_ABOUT THIS EXERCISE_
Locate every line below that contains the word "label" and copy it.

_INPUT RECORDS_

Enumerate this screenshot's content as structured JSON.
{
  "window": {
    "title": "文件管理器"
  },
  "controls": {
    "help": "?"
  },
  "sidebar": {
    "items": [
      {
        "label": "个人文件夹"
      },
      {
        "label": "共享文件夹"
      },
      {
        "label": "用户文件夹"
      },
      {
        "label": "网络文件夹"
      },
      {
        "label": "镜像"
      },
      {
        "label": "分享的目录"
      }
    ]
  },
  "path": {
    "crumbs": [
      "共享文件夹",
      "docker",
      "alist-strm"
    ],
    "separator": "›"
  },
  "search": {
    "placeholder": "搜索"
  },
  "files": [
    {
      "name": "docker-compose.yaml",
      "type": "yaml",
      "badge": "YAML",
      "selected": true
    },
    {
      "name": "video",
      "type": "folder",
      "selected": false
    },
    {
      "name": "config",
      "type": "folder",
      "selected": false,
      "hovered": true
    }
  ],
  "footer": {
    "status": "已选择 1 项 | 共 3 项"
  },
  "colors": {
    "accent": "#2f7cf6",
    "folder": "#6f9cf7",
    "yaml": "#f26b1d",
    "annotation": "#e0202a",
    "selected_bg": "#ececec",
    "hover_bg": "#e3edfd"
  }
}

_EXERCISE RESULT_
        "label": "个人文件夹"
        "label": "共享文件夹"
        "label": "用户文件夹"
        "label": "网络文件夹"
        "label": "镜像"
        "label": "分享的目录"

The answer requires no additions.